__Exercise prompt__:
All of the records must be repeated exactly.

__Data shown__:
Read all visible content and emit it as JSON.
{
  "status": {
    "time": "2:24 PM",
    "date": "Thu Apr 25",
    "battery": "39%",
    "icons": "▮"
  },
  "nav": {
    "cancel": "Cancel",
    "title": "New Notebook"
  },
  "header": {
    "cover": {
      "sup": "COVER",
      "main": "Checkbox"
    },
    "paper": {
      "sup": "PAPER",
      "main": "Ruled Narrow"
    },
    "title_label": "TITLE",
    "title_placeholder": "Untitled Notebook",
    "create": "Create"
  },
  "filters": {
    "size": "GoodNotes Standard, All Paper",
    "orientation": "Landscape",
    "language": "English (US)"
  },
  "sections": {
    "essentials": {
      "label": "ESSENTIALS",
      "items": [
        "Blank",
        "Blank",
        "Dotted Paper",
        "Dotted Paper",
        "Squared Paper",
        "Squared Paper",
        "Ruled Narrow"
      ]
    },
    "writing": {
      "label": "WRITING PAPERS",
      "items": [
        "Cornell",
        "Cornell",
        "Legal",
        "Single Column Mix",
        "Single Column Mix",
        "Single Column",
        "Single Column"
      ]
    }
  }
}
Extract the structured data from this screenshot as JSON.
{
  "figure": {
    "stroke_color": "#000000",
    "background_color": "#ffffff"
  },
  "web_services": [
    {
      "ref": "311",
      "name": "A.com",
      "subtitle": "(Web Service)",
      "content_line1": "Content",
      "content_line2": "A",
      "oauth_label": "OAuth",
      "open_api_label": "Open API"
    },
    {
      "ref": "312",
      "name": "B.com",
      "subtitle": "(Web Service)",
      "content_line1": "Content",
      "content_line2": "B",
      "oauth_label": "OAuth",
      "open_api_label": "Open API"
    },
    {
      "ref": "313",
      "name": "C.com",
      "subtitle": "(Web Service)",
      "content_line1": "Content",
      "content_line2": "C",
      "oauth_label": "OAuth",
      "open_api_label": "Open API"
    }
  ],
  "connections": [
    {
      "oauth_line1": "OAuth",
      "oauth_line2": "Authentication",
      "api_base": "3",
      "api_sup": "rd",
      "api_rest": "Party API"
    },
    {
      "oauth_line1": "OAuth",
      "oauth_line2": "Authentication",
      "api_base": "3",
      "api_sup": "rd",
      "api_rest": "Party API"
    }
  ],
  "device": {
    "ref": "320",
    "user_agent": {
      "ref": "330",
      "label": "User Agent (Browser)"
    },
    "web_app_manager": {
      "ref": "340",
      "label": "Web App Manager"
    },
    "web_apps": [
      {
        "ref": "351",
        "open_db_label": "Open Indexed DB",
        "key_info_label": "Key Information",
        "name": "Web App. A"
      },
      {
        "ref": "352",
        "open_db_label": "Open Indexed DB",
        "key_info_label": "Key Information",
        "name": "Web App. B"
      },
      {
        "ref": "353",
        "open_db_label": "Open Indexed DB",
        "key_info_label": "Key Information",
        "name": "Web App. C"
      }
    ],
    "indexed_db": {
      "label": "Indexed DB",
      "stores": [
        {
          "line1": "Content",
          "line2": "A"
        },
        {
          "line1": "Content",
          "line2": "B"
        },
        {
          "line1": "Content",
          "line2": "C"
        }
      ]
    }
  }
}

__Expected answer__:
Read all visible content and emit it as JSON.
{
  "status": {
    "time": "2:24 PM",
    "date": "Thu Apr 25",
    "battery": "39%",
    "icons": "▮"
  },
  "nav": {
    "cancel": "Cancel",
    "title": "New Notebook"
  },
  "header": {
    "cover": {
      "sup": "COVER",
      "main": "Checkbox"
    },
    "paper": {
      "sup": "PAPER",
      "main": "Ruled Narrow"
    },
    "title_label": "TITLE",
    "title_placeholder": "Untitled Notebook",
    "create": "Create"
  },
  "filters": {
    "size": "GoodNotes Standard, All Paper",
    "orientation": "Landscape",
    "language": "English (US)"
  },
  "sections": {
    "essentials": {
      "label": "ESSENTIALS",
      "items": [
        "Blank",
        "Blank",
        "Dotted Paper",
        "Dotted Paper",
        "Squared Paper",
        "Squared Paper",
        "Ruled Narrow"
      ]
    },
    "writing": {
      "label": "WRITING PAPERS",
      "items": [
        "Cornell",
        "Cornell",
        "Legal",
        "Single Column Mix",
        "Single Column Mix",
        "Single Column",
        "Single Column"
      ]
    }
  }
}
Extract the structured data from this screenshot as JSON.
{
  "figure": {
    "stroke_color": "#000000",
    "background_color": "#ffffff"
  },
  "web_services": [
    {
      "ref": "311",
      "name": "A.com",
      "subtitle": "(Web Service)",
      "content_line1": "Content",
      "content_line2": "A",
      "oauth_label": "OAuth",
      "open_api_label": "Open API"
    },
    {
      "ref": "312",
      "name": "B.com",
      "subtitle": "(Web Service)",
      "content_line1": "Content",
      "content_line2": "B",
      "oauth_label": "OAuth",
      "open_api_label": "Open API"
    },
    {
      "ref": "313",
      "name": "C.com",
      "subtitle": "(Web Service)",
      "content_line1": "Content",
      "content_line2": "C",
      "oauth_label": "OAuth",
      "open_api_label": "Open API"
    }
  ],
  "connections": [
    {
      "oauth_line1": "OAuth",
      "oauth_line2": "Authentication",
      "api_base": "3",
      "api_sup": "rd",
      "api_rest": "Party API"
    },
    {
      "oauth_line1": "OAuth",
      "oauth_line2": "Authentication",
      "api_base": "3",
      "api_sup": "rd",
      "api_rest": "Party API"
    }
  ],
  "device": {
    "ref": "320",
    "user_agent": {
      "ref": "330",
      "label": "User Agent (Browser)"
    },
    "web_app_manager": {
      "ref": "340",
      "label": "Web App Manager"
    },
    "web_apps": [
      {
        "ref": "351",
        "open_db_label": "Open Indexed DB",
        "key_info_label": "Key Information",
        "name": "Web App. A"
      },
      {
        "ref": "352",
        "open_db_label": "Open Indexed DB",
        "key_info_label": "Key Information",
        "name": "Web App. B"
      },
      {
        "ref": "353",
        "open_db_label": "Open Indexed DB",
        "key_info_label": "Key Information",
        "name": "Web App. C"
      }
    ],
    "indexed_db": {
      "label": "Indexed DB",
      "stores": [
        {
          "line1": "Content",
          "line2": "A"
        },
        {
          "line1": "Content",
          "line2": "B"
        },
        {
          "line1": "Content",
          "line2": "C"
        }
      ]
    }
  }
}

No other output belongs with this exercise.